Voyeur

Filmmakers Myles Kayne and Josh Koury’s new documentary is the rather squalid tale of a  suburban Colorado motel owner who spied on his guests for decades, then invited the distinguished  writer Gay Talese to share the story with the rest of the world.  The story actually goes back to the 1960’s when Gerald Foos hit on the idea of buying a motel with the sole purpose of converting the roof area into a custom viewing attic where unnoticed he could watch all the goings on in each of the bedrooms.

It wasn’t until the 1980’s when he had all his detailed diaries that Foos contacted Talese.  The writer had just been in the news with a rather controversial book The Neighbor’s Wife all about the sexual revolution, so Foos guessed that he may be interested in all his research.  He was completely right as the subject did greatly intrigue Talese and the two men started corresponding over the next three decades.

Throughout all the time Foos always insisted he was not a Peeping Tom but really a legitimate researcher, but at the same time he never once attempted to explain why he actually did all his perverted spying.  Even stranger was that both his first wife, and his current one Anna, blithely supported his nefarious activities. 

Eventually Talese decided to write a book on Foos story using all of his detailed logs on which to base it all upon. He never seemed to question the validity of the ‘research’ even though he could ever find any evidence to back up Foos’s outrageous claim that one night he witnessed a murder. When Talese submitted a draft to The New Yorker who were going to run an excerpt as a front page story, their fact checkers discovered that Foos had not purchased the Motel in 1969, even though his diary logs started in 1966. 

Talese was still convinced the story was true even though the dates were muddled, and The New Yorker went ahead and published the piece which suddenly started a great deal of media attention on the publicity seeking Foos who was visibly annoyed that the fate of his tale, and its consequences, was now out of his control.

Then on eve of the book itself being published Talese received a phone call from The Washington Post to advise him that they had uncovered a Deed of Sale which showed that Foos had sold the Motel years before some of the accounts of his spying activities.  A very irate Talese immediately disavowed the book and refused to support it as he claimed this new discovery had invalidated it all, and would do serious harm to his credibility.

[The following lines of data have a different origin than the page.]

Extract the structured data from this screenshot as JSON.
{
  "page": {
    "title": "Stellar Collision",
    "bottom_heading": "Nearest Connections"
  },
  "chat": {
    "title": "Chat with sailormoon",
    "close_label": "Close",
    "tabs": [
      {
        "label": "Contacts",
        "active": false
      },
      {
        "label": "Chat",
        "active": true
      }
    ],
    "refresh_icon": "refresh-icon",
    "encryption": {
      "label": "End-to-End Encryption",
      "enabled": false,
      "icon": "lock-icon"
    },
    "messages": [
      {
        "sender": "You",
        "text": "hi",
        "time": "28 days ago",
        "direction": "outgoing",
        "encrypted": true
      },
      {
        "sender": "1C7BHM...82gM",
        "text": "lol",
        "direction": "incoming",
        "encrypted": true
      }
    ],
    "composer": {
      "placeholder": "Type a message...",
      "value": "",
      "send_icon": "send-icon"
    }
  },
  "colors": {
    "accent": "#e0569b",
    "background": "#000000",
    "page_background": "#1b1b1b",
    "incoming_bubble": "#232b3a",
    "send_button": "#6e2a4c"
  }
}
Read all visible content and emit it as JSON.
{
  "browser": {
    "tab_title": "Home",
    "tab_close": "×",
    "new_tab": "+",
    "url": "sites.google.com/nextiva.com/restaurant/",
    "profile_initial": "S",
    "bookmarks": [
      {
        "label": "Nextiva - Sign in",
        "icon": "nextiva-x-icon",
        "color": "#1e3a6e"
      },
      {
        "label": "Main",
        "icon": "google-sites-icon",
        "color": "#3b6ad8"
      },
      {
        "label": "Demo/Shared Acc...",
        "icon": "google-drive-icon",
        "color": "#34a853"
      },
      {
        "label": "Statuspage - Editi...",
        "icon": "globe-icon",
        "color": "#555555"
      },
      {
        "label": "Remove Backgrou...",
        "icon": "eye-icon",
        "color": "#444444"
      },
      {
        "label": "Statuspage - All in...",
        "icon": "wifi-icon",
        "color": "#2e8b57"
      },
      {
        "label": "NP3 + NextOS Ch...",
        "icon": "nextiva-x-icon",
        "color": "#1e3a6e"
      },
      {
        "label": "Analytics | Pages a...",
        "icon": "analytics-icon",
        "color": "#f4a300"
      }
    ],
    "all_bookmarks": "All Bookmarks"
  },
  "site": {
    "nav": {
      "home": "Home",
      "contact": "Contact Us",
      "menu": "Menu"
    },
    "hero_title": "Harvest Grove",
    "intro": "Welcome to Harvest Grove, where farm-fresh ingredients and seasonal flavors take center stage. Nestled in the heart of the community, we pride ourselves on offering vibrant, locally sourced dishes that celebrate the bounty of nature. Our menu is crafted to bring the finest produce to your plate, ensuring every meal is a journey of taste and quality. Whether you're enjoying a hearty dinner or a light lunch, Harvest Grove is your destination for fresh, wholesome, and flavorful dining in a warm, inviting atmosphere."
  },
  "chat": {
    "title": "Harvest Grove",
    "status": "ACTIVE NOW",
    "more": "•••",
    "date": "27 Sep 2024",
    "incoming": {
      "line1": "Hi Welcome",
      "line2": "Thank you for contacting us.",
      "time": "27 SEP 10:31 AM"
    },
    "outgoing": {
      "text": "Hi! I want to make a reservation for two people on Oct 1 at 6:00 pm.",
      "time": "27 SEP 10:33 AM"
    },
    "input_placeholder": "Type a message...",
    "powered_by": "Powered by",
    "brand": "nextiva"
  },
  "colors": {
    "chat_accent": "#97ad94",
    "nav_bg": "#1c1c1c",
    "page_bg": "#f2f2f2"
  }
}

So during the next few days instead of the headlines being about the substance of Foos scandalous nighttime activities, they all focused on what they claimed was Talese being duped.  Foos explained away, and even offered proof, that the new owner had indeed allowed him to carry on with his peeping whenever he wanted too, but by now the story had been effectively dismissed and written off.

Foos and Talese make such an unlikely pair.  Foos a pathological fantasist, because even if one accepts his Motel escapades are true, watching him now ridiculously boasting about how valuable his sports card collection is at best pathetic.  When the cameras are on him alone in Colorado he regularly rants on how Talese is responsible for all the problems they are encountering once the lies had been exposed.  However when the two men meet again the subservient Foos grovels around this articulate and well educated writer who in normal circumstances would normally have never even conversed with him..

Why the immaculately tailored 82 year old Talese took on the project and kept with it even when it fell apart is never made that clear.  The filmmakers treat this veteran man of letters with deference, and when they do press the point as the plot unravels, Talese never attempts to hide his annoyance with them.

The film has the title Voyeur essentially because this is how Foos referred to himself in the third person, but on another level it is also how Talese can be described too for his eagerness to get involved with Foos in the first place.  Even more importantly it refers to us the audience who are voyeurs too albeit by default for wanting to watch this tale unfold.

 


Posted by queerguru  at  15:19

Share

Genres:  documentary

Follow queerguru

Search This Blog


View 5 min movie By:

Categories

Email *